    That's a very juicy SSD for $709.12. That's almost free if you factor in all the other components.
    Reply
  • Makaveli
    jkflipflop98 said:
    After being the sole provider of silicon for two generations of consoles now - maybe it would be wise for AMD to simply release their own console?

    Makes no sense, why would they try to compete in that market when they are supplying both vendors. Not to mention both of those competitors are bigger than AMD and far more experience with consoles. Who's going to develop games for an AMD console?

    I don't think you are looking at the big picture here.
    Reply
  • watzupken
    jkflipflop98 said:
    After being the sole provider of silicon for two generations of consoles now - maybe it would be wise for AMD to simply release their own console?
    I disagree though. Console makers don't make money by selling the console itself. And looking at the specs of say the Xbox Series X vs the price, it is obviously sold at a sizeable loss. If it was a cakewalk to start a new console and be successful, you would have seen a lot of console making companies now. The big boys such as Apple, Amazon, Nvidia and Google have the financial might and potentially hardware to produce a console as well, but they are not making one. Apple TV is a half hearted effort as a console.

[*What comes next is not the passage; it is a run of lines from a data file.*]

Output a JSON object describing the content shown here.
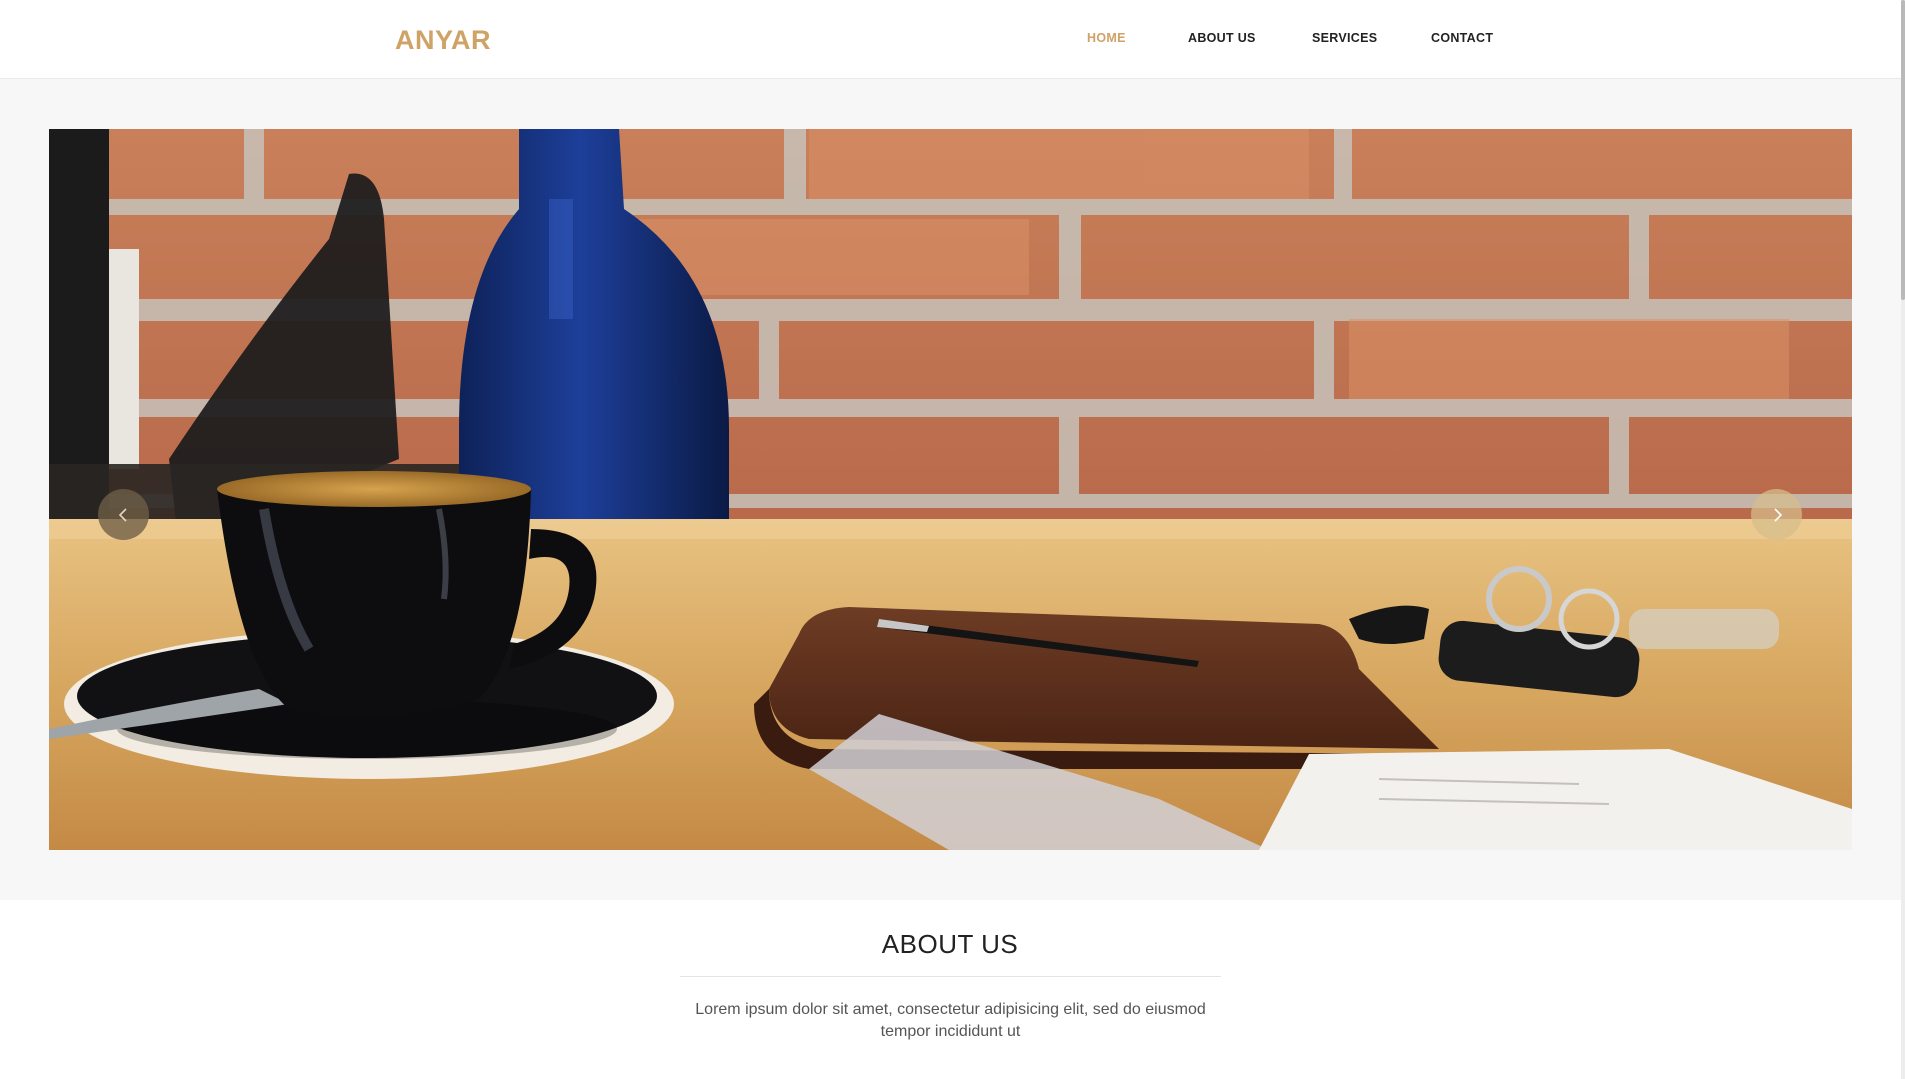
{
  "header": {
    "logo": "ANYAR",
    "nav": [
      {
        "label": "HOME",
        "active": true
      },
      {
        "label": "ABOUT US",
        "active": false
      },
      {
        "label": "SERVICES",
        "active": false
      },
      {
        "label": "CONTACT",
        "active": false
      }
    ]
  },
  "slider": {
    "prev_icon": "chevron-left-icon",
    "next_icon": "chevron-right-icon"
  },
  "about": {
    "title": "ABOUT US",
    "text": "Lorem ipsum dolor sit amet, consectetur adipisicing elit, sed do eiusmod tempor incididunt ut"
  },
  "colors": {
    "accent": "#cfa265",
    "nav_text": "#222222",
    "section_bg": "#f7f7f7"
  }
}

    I rather AMD continue to focus on producing good CPU and GPU and leave it to others to the specialist to produce gaming consoles.
    Reply
  • watzupken
    vanadiel007 said:
    "$709.12, but the price factors in the Radeon RX 550, 5TB SSD, CPU cooler, power supply and case. "

    That's a very juicy SSD for $709.12. That's almost free if you factor in all the other components.
    I don't know if that 5TB SSD is correct. I've never seen such a weird number for SSD before, and the price is too good to be true. Having said that, I find that its quite disappointing that they disabled the GPU completely and replaced it with a low end dedicated GPU. If AMD could have just disabled more CUs and sell it as a complete SOC, it would have been the ideal solution.
    Reply
  • exploding_psu
    That's a cute looking GPU
    Reply
  • JarredWaltonGPU
    watzupken said:
    I don't know if that 5TB SSD is correct. I've never seen such a weird number for SSD before, and the price is too good to be true. Having said that, I find that its quite disappointing that they disabled the GPU completely and replaced it with a low end dedicated GPU. If AMD could have just disabled more CUs and sell it as a complete SOC, it would have been the ideal solution.
    Yeah, lots of questionable bits on that listing. Even if it were 5TB of total storage, using 1TB SSD and 4TB HDD, that would be generous. I'm guessing it's supposed to be 0.5TB SSD -- or that the whole thing is a scam of some form. I definitely wouldn't try buying one with my own money. I wonder if I can get Future to order me one, though? Well -- order Paul one so that we can test the GDDR6 system memory aspect. LOL
    Reply
  • RodroX
    In this times of low stock for everything you can imagine, is really healthy to try and sell every single piece of working silicon you have produced. As long as you give warranty for it, then its good.
    Reply